__EXERCISE DETAILS__. Find all lines with the word "legend" in the material, then copy them.

__PROVIDED INFORMATION__.
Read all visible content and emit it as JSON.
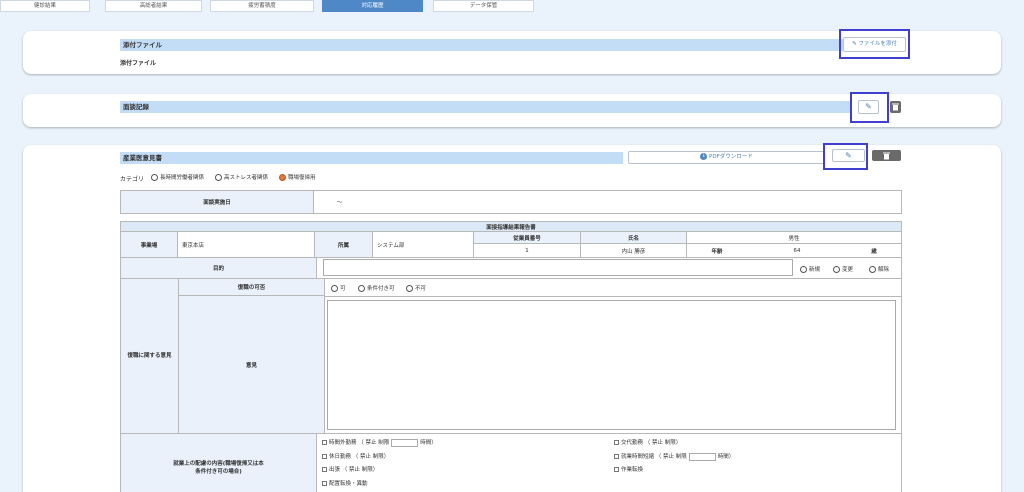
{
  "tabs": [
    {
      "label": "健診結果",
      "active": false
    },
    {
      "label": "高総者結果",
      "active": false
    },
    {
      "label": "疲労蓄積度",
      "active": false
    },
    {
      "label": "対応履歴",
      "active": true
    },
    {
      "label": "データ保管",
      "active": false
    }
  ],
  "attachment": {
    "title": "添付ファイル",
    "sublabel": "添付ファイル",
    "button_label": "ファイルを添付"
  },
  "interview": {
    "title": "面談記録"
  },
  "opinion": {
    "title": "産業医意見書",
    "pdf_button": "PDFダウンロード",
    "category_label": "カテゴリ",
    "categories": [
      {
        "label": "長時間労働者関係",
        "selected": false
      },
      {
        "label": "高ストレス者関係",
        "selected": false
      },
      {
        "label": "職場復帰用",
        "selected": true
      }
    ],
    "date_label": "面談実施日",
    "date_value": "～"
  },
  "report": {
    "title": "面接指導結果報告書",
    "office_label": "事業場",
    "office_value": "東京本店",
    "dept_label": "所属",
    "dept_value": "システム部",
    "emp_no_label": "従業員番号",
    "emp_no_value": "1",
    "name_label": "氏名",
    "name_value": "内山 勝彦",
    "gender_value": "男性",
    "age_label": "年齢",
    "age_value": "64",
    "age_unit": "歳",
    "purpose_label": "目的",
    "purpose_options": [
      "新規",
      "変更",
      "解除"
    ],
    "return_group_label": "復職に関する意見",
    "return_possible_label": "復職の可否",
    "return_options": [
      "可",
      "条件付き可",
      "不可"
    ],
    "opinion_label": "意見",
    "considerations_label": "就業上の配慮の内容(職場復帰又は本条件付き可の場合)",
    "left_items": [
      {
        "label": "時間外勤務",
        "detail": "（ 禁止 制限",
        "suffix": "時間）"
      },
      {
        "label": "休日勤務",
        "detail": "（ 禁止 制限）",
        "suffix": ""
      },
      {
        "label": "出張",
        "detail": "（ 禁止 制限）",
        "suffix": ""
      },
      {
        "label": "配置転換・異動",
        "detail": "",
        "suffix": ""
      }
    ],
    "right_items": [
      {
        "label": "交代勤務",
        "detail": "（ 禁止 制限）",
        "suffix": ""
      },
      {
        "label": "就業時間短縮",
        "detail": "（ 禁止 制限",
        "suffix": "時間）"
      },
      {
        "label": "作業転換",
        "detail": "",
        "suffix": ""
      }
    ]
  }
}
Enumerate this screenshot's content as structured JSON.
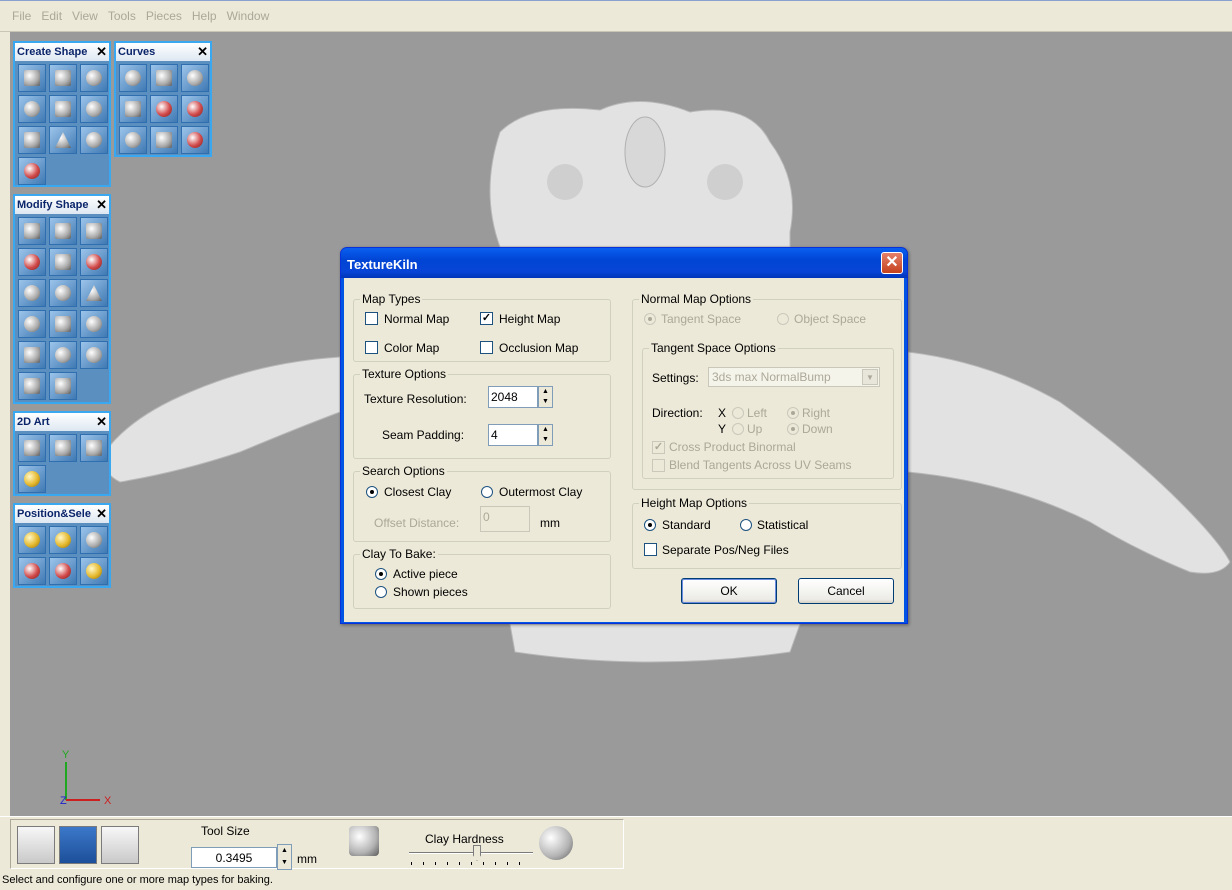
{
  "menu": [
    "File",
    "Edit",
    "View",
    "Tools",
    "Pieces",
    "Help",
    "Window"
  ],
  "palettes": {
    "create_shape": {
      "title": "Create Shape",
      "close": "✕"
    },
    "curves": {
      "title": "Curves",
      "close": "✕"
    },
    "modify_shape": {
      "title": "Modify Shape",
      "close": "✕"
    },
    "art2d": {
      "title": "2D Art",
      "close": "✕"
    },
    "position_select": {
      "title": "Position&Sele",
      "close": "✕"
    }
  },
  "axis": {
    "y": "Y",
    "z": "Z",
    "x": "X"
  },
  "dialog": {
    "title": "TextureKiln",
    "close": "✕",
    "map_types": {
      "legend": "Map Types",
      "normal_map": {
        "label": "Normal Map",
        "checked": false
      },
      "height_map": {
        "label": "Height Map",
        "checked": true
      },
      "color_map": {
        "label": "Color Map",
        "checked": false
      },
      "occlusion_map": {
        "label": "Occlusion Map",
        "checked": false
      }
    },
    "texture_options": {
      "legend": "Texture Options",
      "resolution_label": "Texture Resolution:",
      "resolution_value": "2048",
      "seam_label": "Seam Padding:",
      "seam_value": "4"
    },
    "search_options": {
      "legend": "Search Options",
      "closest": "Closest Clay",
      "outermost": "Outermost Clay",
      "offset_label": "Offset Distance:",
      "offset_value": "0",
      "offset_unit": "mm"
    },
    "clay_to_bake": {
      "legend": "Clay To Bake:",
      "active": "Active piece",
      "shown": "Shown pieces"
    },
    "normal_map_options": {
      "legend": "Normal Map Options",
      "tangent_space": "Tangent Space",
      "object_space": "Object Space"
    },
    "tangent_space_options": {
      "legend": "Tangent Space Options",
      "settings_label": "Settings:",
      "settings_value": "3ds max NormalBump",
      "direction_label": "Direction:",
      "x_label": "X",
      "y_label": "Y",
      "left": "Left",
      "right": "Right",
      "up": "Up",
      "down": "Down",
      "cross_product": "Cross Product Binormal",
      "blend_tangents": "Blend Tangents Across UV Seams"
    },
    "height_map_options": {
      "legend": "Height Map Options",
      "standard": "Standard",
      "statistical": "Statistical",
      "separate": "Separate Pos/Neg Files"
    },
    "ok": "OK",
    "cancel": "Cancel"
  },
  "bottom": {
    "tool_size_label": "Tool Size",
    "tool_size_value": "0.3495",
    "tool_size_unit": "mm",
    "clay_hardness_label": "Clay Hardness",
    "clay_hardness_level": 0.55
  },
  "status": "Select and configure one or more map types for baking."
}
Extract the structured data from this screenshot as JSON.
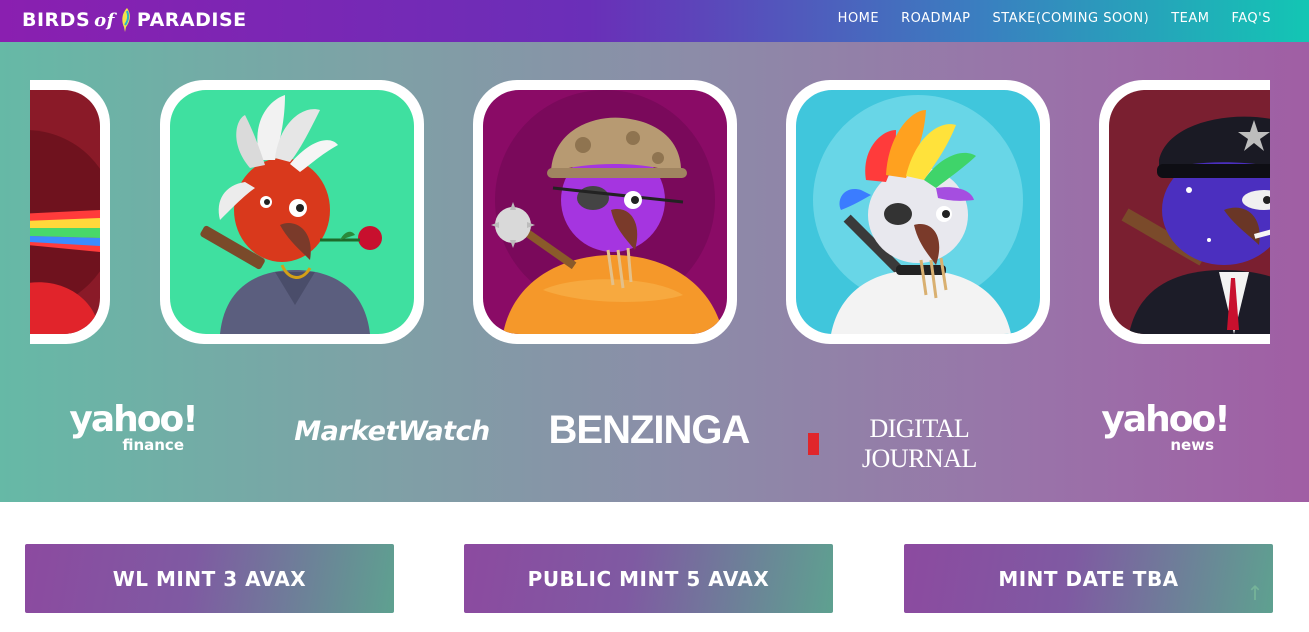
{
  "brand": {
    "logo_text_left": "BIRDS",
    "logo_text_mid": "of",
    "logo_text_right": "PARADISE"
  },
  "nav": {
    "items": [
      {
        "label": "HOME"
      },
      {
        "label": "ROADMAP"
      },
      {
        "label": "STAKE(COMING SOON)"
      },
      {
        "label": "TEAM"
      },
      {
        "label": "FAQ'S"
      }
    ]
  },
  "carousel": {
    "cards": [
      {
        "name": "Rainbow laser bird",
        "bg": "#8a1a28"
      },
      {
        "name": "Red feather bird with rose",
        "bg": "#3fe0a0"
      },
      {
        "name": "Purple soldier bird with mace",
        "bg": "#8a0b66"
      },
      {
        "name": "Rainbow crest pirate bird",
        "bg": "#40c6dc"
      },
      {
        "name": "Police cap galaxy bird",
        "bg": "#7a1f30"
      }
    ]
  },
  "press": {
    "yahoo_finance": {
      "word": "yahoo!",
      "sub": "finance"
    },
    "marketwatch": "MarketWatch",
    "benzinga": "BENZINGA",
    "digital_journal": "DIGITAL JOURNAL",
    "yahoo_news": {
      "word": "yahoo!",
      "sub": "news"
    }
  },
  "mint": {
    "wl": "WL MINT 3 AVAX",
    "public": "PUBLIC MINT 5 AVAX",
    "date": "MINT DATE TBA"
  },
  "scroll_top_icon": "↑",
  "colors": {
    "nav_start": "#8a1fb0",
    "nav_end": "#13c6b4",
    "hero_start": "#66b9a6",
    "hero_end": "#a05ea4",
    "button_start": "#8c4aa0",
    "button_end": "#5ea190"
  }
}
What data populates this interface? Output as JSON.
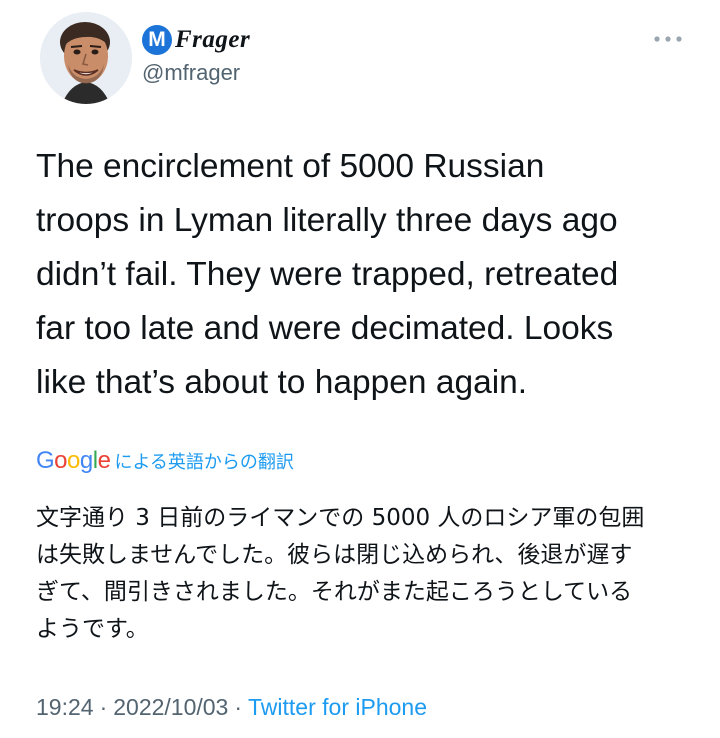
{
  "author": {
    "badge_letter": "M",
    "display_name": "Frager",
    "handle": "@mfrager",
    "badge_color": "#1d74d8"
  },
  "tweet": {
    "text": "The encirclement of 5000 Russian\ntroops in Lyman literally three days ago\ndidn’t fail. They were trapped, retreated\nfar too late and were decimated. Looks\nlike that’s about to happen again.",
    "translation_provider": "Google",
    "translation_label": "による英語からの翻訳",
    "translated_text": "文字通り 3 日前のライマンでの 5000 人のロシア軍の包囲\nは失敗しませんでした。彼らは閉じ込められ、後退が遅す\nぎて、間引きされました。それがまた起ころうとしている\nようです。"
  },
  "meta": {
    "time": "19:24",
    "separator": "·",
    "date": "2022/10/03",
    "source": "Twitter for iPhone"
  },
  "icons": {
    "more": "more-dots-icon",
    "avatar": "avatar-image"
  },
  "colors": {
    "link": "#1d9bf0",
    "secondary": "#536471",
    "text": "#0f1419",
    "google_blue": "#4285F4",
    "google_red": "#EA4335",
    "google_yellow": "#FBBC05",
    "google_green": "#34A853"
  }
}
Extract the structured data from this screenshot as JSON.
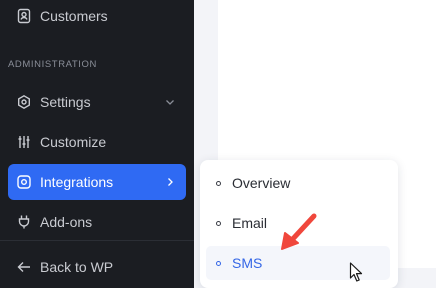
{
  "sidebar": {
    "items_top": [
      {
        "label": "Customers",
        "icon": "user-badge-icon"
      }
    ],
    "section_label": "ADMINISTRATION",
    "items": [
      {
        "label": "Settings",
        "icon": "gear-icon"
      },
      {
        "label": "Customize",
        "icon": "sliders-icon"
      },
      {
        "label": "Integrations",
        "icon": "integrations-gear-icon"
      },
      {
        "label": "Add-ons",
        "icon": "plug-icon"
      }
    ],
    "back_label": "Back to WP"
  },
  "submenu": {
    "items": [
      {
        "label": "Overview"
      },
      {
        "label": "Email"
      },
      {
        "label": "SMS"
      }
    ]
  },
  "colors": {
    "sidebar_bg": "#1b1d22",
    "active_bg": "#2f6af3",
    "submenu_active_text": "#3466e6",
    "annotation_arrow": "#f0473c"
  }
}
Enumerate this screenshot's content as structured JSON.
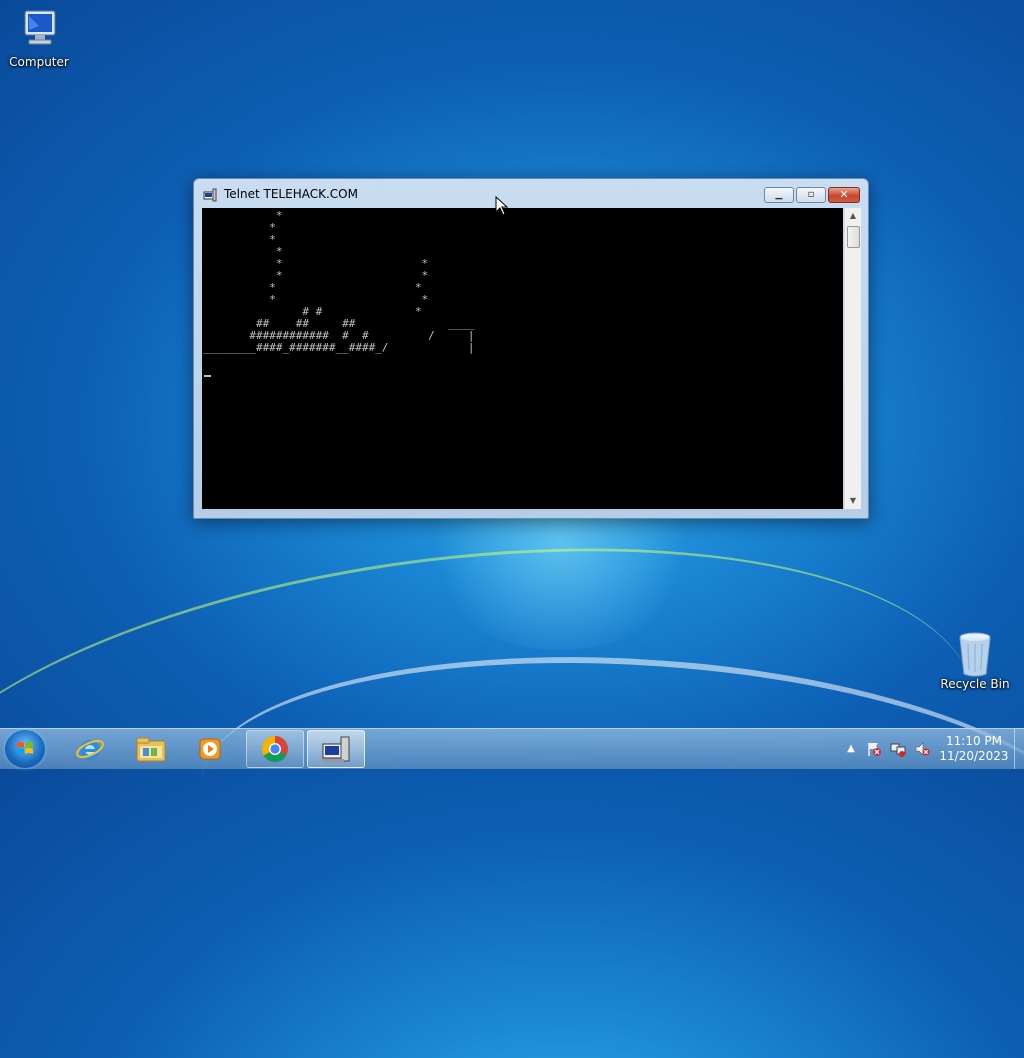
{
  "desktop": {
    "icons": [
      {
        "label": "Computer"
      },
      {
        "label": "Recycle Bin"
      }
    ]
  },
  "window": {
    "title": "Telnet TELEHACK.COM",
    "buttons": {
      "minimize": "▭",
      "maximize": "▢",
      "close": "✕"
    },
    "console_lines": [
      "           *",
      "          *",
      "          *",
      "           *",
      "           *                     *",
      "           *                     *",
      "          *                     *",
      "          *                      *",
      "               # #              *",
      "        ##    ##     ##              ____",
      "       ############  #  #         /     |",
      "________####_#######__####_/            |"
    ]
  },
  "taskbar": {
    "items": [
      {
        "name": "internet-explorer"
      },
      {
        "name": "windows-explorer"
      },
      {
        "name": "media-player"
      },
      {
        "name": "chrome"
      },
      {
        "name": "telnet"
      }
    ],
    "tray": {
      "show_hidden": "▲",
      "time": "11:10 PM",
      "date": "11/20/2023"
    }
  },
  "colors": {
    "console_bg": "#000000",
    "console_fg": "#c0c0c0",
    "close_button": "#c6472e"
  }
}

__FINISHED TASK__.
      "legend": "Map Types",
      "legend": "Texture Options",
      "legend": "Search Options",
      "legend": "Clay To Bake:",
      "legend": "Normal Map Options",
      "legend": "Tangent Space Options",
      "legend": "Height Map Options",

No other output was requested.